▸ Data in this exercise
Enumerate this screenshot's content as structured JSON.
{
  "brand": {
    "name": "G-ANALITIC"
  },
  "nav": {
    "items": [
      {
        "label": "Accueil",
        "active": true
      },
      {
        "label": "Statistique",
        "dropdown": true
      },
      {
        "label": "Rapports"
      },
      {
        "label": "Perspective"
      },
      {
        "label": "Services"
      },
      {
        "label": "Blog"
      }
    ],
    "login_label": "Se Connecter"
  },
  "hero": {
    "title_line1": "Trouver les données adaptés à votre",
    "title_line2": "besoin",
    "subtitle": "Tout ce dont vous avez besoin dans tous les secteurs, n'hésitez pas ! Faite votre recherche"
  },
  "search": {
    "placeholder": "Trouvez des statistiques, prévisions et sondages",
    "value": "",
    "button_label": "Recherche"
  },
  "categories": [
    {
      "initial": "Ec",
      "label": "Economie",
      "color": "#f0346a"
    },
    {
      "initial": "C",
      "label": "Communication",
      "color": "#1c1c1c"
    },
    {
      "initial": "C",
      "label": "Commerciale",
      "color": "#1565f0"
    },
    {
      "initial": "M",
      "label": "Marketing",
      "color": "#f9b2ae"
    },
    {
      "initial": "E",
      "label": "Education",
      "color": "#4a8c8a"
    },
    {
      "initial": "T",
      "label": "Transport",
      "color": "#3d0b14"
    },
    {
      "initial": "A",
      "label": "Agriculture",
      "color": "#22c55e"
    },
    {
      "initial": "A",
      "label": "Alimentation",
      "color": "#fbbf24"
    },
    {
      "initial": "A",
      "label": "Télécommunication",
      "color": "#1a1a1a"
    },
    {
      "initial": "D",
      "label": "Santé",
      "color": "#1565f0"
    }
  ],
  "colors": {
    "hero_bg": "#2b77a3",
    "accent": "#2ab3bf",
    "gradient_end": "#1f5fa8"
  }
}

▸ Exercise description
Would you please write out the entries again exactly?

▸ Task response
Enumerate this screenshot's content as structured JSON.
{
  "brand": {
    "name": "G-ANALITIC"
  },
  "nav": {
    "items": [
      {
        "label": "Accueil",
        "active": true
      },
      {
        "label": "Statistique",
        "dropdown": true
      },
      {
        "label": "Rapports"
      },
      {
        "label": "Perspective"
      },
      {
        "label": "Services"
      },
      {
        "label": "Blog"
      }
    ],
    "login_label": "Se Connecter"
  },
  "hero": {
    "title_line1": "Trouver les données adaptés à votre",
    "title_line2": "besoin",
    "subtitle": "Tout ce dont vous avez besoin dans tous les secteurs, n'hésitez pas ! Faite votre recherche"
  },
  "search": {
    "placeholder": "Trouvez des statistiques, prévisions et sondages",
    "value": "",
    "button_label": "Recherche"
  },
  "categories": [
    {
      "initial": "Ec",
      "label": "Economie",
      "color": "#f0346a"
    },
    {
      "initial": "C",
      "label": "Communication",
      "color": "#1c1c1c"
    },
    {
      "initial": "C",
      "label": "Commerciale",
      "color": "#1565f0"
    },
    {
      "initial": "M",
      "label": "Marketing",
      "color": "#f9b2ae"
    },
    {
      "initial": "E",
      "label": "Education",
      "color": "#4a8c8a"
    },
    {
      "initial": "T",
      "label": "Transport",
      "color": "#3d0b14"
    },
    {
      "initial": "A",
      "label": "Agriculture",
      "color": "#22c55e"
    },
    {
      "initial": "A",
      "label": "Alimentation",
      "color": "#fbbf24"
    },
    {
      "initial": "A",
      "label": "Télécommunication",
      "color": "#1a1a1a"
    },
    {
      "initial": "D",
      "label": "Santé",
      "color": "#1565f0"
    }
  ],
  "colors": {
    "hero_bg": "#2b77a3",
    "accent": "#2ab3bf",
    "gradient_end": "#1f5fa8"
  }
}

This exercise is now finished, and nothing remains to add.